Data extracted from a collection

·····

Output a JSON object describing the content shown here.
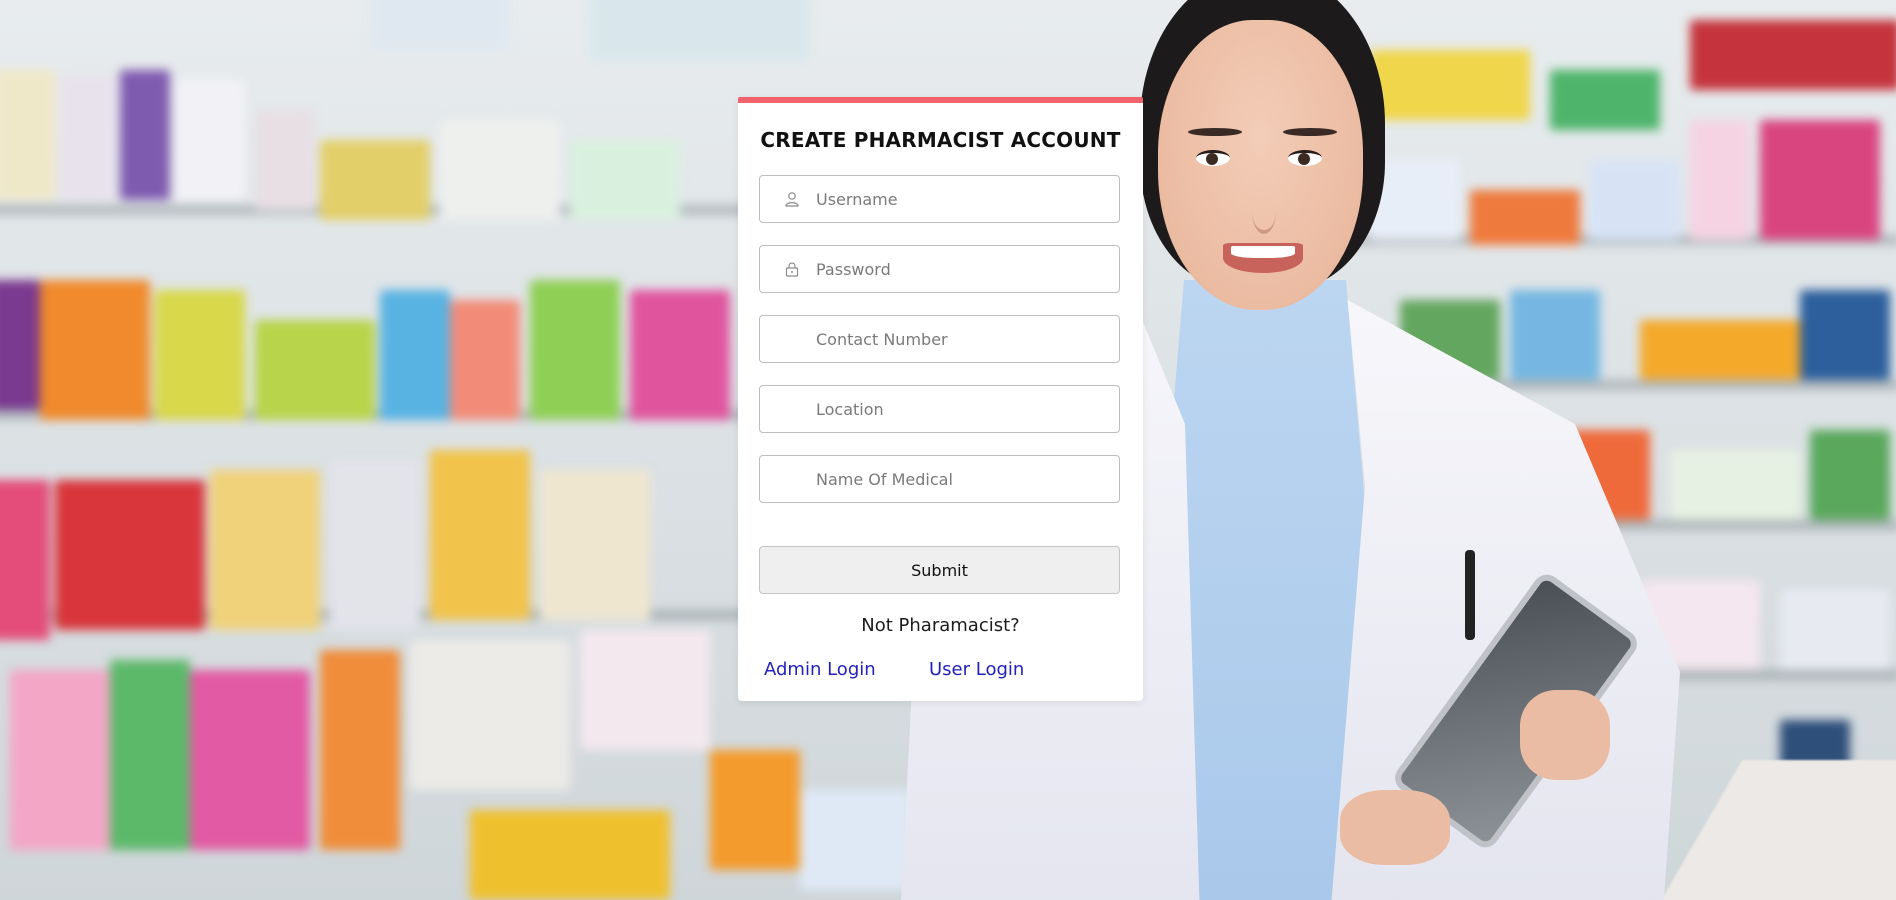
{
  "form": {
    "title": "CREATE PHARMACIST ACCOUNT",
    "fields": [
      {
        "placeholder": "Username",
        "icon": "user-icon"
      },
      {
        "placeholder": "Password",
        "icon": "lock-icon"
      },
      {
        "placeholder": "Contact Number"
      },
      {
        "placeholder": "Location"
      },
      {
        "placeholder": "Name Of Medical"
      }
    ],
    "submit_label": "Submit",
    "prompt": "Not Pharamacist?",
    "links": {
      "admin_login": "Admin Login",
      "user_login": "User Login"
    }
  },
  "colors": {
    "accent_top_border": "#f0636b",
    "link": "#2222bb",
    "card_background": "#ffffff"
  }
}
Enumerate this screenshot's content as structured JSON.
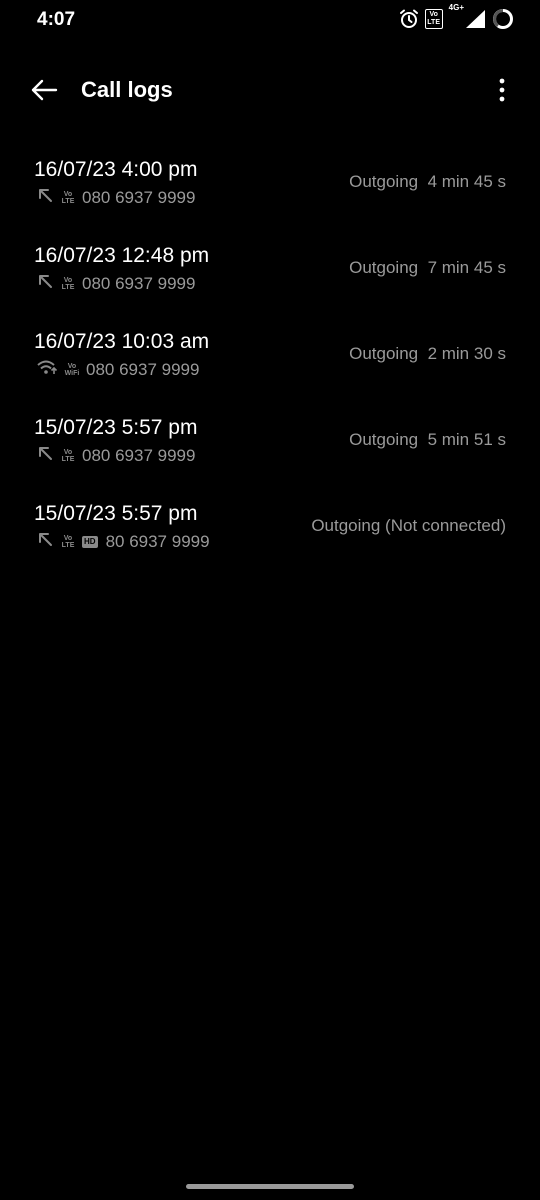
{
  "status_bar": {
    "time": "4:07",
    "volte_top": "Vo",
    "volte_bottom": "LTE",
    "network_type": "4G+",
    "icons": [
      "alarm-icon",
      "volte-icon",
      "signal-icon",
      "battery-icon"
    ]
  },
  "app_bar": {
    "title": "Call logs",
    "back_icon": "arrow-left-icon",
    "more_icon": "more-vertical-icon"
  },
  "call_logs": [
    {
      "datetime": "16/07/23 4:00 pm",
      "call_icon": "outgoing-call-icon",
      "tag_top": "Vo",
      "tag_bottom": "LTE",
      "hd": "",
      "number": "080 6937 9999",
      "status": "Outgoing  4 min 45 s"
    },
    {
      "datetime": "16/07/23 12:48 pm",
      "call_icon": "outgoing-call-icon",
      "tag_top": "Vo",
      "tag_bottom": "LTE",
      "hd": "",
      "number": "080 6937 9999",
      "status": "Outgoing  7 min 45 s"
    },
    {
      "datetime": "16/07/23 10:03 am",
      "call_icon": "wifi-call-icon",
      "tag_top": "Vo",
      "tag_bottom": "WiFi",
      "hd": "",
      "number": "080 6937 9999",
      "status": "Outgoing  2 min 30 s"
    },
    {
      "datetime": "15/07/23 5:57 pm",
      "call_icon": "outgoing-call-icon",
      "tag_top": "Vo",
      "tag_bottom": "LTE",
      "hd": "",
      "number": "080 6937 9999",
      "status": "Outgoing  5 min 51 s"
    },
    {
      "datetime": "15/07/23 5:57 pm",
      "call_icon": "outgoing-call-icon",
      "tag_top": "Vo",
      "tag_bottom": "LTE",
      "hd": "HD",
      "number": "80 6937 9999",
      "status": "Outgoing (Not connected)"
    }
  ],
  "colors": {
    "background": "#000000",
    "primary_text": "#ffffff",
    "secondary_text": "#9a9a9a"
  }
}
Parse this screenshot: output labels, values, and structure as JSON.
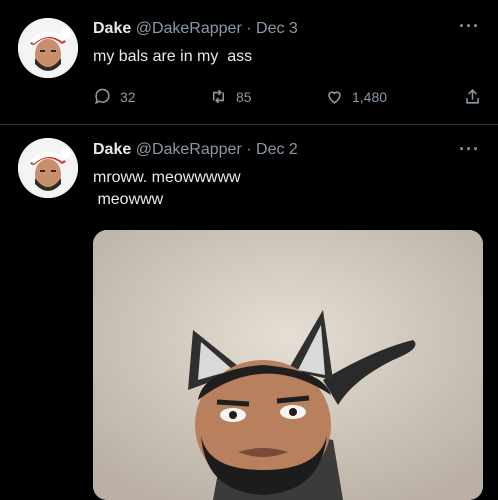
{
  "tweets": [
    {
      "author_name": "Dake",
      "handle": "@DakeRapper",
      "separator": "·",
      "date": "Dec 3",
      "text": "my bals are in my  ass",
      "stats": {
        "replies": "32",
        "retweets": "85",
        "likes": "1,480"
      },
      "more_icon": "more-dots-icon",
      "avatar_icon": "santa-hat-avatar"
    },
    {
      "author_name": "Dake",
      "handle": "@DakeRapper",
      "separator": "·",
      "date": "Dec 2",
      "text": "mroww. meowwwww\n meowww",
      "more_icon": "more-dots-icon",
      "avatar_icon": "santa-hat-avatar",
      "media_icon": "cat-ear-rapper-photo"
    }
  ],
  "colors": {
    "background": "#000000",
    "text": "#e7e9ea",
    "secondary": "#8b98a5",
    "divider": "#2f3336",
    "hat": "#d0312d"
  }
}
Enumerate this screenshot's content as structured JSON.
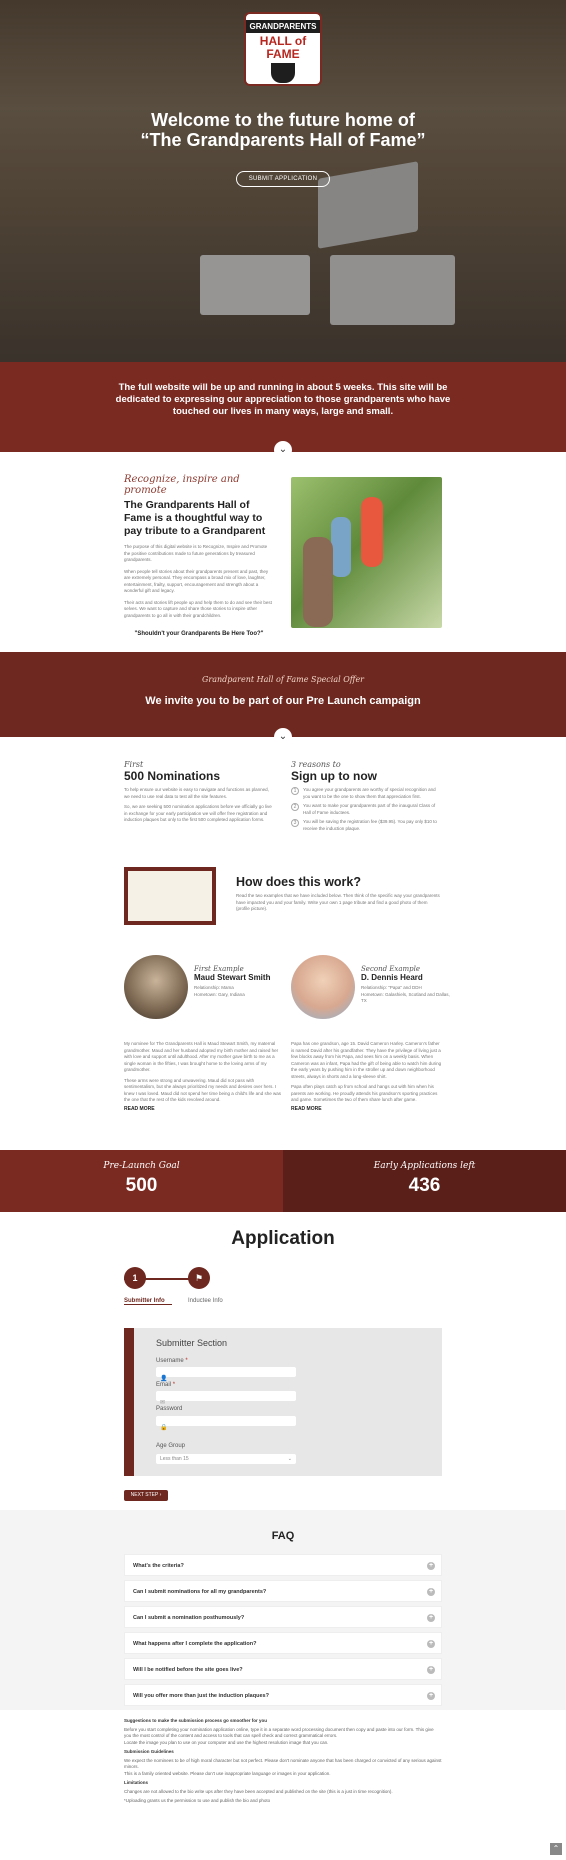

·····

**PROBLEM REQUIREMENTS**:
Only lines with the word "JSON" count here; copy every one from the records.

**ANSWER SECTION**:
Output a JSON object describing the content shown here.
Enumerate this screenshot's content as structured JSON.
Parse this screenshot: output labels, values, and structure as JSON.
Enumerate this screenshot's content as structured JSON.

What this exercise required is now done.